Print all entries precisely as they are written.

************

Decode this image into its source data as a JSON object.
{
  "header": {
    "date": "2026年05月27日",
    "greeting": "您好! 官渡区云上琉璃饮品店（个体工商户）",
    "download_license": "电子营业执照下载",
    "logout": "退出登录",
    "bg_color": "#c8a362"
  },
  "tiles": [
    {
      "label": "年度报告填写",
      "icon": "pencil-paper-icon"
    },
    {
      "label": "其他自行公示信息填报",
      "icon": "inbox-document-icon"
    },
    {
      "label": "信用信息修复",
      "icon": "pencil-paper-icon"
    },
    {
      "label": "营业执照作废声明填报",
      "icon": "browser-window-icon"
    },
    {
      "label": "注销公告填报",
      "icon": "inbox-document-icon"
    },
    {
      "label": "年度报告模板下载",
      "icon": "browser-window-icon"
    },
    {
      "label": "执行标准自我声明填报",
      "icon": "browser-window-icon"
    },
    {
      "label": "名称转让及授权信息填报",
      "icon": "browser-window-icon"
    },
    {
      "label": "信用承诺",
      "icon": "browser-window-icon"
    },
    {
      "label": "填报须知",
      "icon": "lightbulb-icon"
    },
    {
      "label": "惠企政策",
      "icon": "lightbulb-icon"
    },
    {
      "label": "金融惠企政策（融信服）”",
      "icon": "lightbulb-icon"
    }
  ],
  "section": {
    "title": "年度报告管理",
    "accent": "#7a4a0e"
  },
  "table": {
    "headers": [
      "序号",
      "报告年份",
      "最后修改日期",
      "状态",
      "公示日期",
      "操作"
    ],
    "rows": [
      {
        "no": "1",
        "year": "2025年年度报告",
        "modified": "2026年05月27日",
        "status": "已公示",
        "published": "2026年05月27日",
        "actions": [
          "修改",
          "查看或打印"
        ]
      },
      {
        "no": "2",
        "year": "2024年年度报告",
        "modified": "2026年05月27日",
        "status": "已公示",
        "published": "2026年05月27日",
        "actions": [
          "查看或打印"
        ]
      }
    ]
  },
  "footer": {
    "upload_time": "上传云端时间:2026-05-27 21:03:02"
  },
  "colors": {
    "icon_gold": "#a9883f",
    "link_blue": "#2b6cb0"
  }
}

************

Answer section ::
Decode this image into its source data as a JSON object.
{
  "header": {
    "date": "2026年05月27日",
    "greeting": "您好! 官渡区云上琉璃饮品店（个体工商户）",
    "download_license": "电子营业执照下载",
    "logout": "退出登录",
    "bg_color": "#c8a362"
  },
  "tiles": [
    {
      "label": "年度报告填写",
      "icon": "pencil-paper-icon"
    },
    {
      "label": "其他自行公示信息填报",
      "icon": "inbox-document-icon"
    },
    {
      "label": "信用信息修复",
      "icon": "pencil-paper-icon"
    },
    {
      "label": "营业执照作废声明填报",
      "icon": "browser-window-icon"
    },
    {
      "label": "注销公告填报",
      "icon": "inbox-document-icon"
    },
    {
      "label": "年度报告模板下载",
      "icon": "browser-window-icon"
    },
    {
      "label": "执行标准自我声明填报",
      "icon": "browser-window-icon"
    },
    {
      "label": "名称转让及授权信息填报",
      "icon": "browser-window-icon"
    },
    {
      "label": "信用承诺",
      "icon": "browser-window-icon"
    },
    {
      "label": "填报须知",
      "icon": "lightbulb-icon"
    },
    {
      "label": "惠企政策",
      "icon": "lightbulb-icon"
    },
    {
      "label": "金融惠企政策（融信服）”",
      "icon": "lightbulb-icon"
    }
  ],
  "section": {
    "title": "年度报告管理",
    "accent": "#7a4a0e"
  },
  "table": {
    "headers": [
      "序号",
      "报告年份",
      "最后修改日期",
      "状态",
      "公示日期",
      "操作"
    ],
    "rows": [
      {
        "no": "1",
        "year": "2025年年度报告",
        "modified": "2026年05月27日",
        "status": "已公示",
        "published": "2026年05月27日",
        "actions": [
          "修改",
          "查看或打印"
        ]
      },
      {
        "no": "2",
        "year": "2024年年度报告",
        "modified": "2026年05月27日",
        "status": "已公示",
        "published": "2026年05月27日",
        "actions": [
          "查看或打印"
        ]
      }
    ]
  },
  "footer": {
    "upload_time": "上传云端时间:2026-05-27 21:03:02"
  },
  "colors": {
    "icon_gold": "#a9883f",
    "link_blue": "#2b6cb0"
  }
}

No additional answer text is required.